Background: Physicians report high prevalence of depression, work long hours and are exposed to many occupational stresses (OSs).
Aims: To investigate the cross-sectional association between working hours, OS and depression among physicians.
Methods: A self-administered questionnaire was mailed to 1902 alumni of a medical school. The questionnaire evaluated working hours in the previous week, OS assessed by the effort-reward imbalance model, social support and depression evaluated by the Center for Epidemiologic Studies Depression scale. The associations between these occupational factors and depression were analyzed using multiple logistic regression.

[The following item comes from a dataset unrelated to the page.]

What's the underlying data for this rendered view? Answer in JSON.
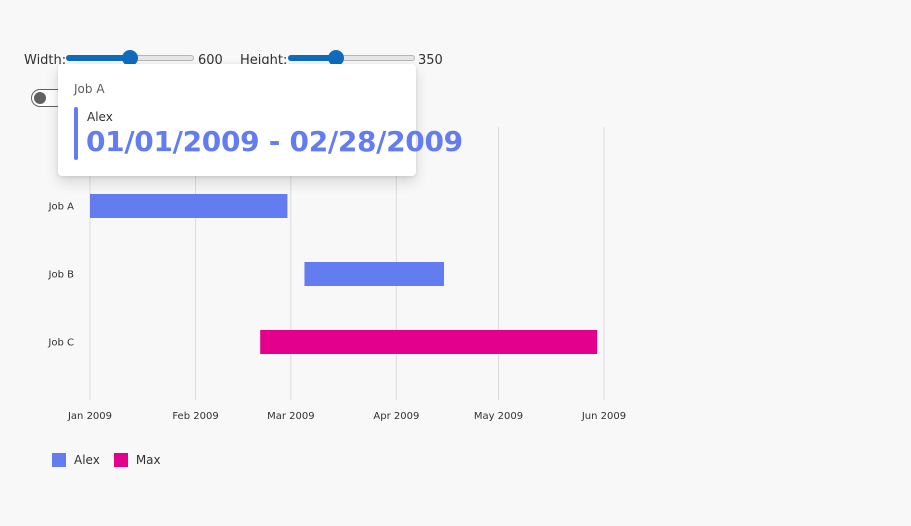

Results: The questionnaire was returned by 795 alumni (response rate, 42%), and 706 respondents (534 men and 172 women) were suitable for analysis. The odds ratio (OR) of depression in the long working hours group (>70 h/week) was 1.8 (95% CI: 1.1-2.8) compared with the short working hours group (<54 h/week), adjusted for basic attributes. The adjusted ORs of depression in the upper effort-reward ratio (ERR) tertile versus the lower ERR tertile were 0.6 (0.2-1.8) in the short working hours group, 8.5 (3.0-24.0) in the middle working hours group and 9.9 (3.8-25.7) in the long working hours group. The adjusted ORs of depression stratified according to working hours and ERR tended to be higher in the groups with a higher ERR, but no association between working hours and depression was found.

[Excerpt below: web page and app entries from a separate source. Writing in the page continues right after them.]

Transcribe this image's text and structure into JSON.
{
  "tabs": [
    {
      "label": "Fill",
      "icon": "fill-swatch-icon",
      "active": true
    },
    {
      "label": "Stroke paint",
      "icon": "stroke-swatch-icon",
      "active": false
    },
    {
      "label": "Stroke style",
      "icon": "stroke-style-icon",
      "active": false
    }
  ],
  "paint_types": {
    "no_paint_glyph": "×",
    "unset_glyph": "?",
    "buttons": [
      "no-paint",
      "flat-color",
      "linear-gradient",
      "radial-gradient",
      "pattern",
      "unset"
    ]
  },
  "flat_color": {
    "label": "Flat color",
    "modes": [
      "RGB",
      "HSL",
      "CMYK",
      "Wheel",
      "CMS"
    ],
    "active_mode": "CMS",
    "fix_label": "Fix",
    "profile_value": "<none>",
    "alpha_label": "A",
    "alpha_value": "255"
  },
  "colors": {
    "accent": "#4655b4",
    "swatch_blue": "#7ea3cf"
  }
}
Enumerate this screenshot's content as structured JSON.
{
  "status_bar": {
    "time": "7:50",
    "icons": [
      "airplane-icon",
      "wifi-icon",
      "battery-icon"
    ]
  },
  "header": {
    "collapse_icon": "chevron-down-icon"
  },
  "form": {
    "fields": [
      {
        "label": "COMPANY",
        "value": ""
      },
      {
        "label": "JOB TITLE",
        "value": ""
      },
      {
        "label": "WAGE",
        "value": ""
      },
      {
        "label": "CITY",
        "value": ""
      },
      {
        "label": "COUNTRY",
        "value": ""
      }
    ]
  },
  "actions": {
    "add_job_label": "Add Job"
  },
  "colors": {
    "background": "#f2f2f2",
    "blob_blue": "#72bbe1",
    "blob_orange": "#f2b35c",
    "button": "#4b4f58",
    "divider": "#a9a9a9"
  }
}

Conclusions: This study indicates that the management of OS is needed as a countermeasure against depression among physicians.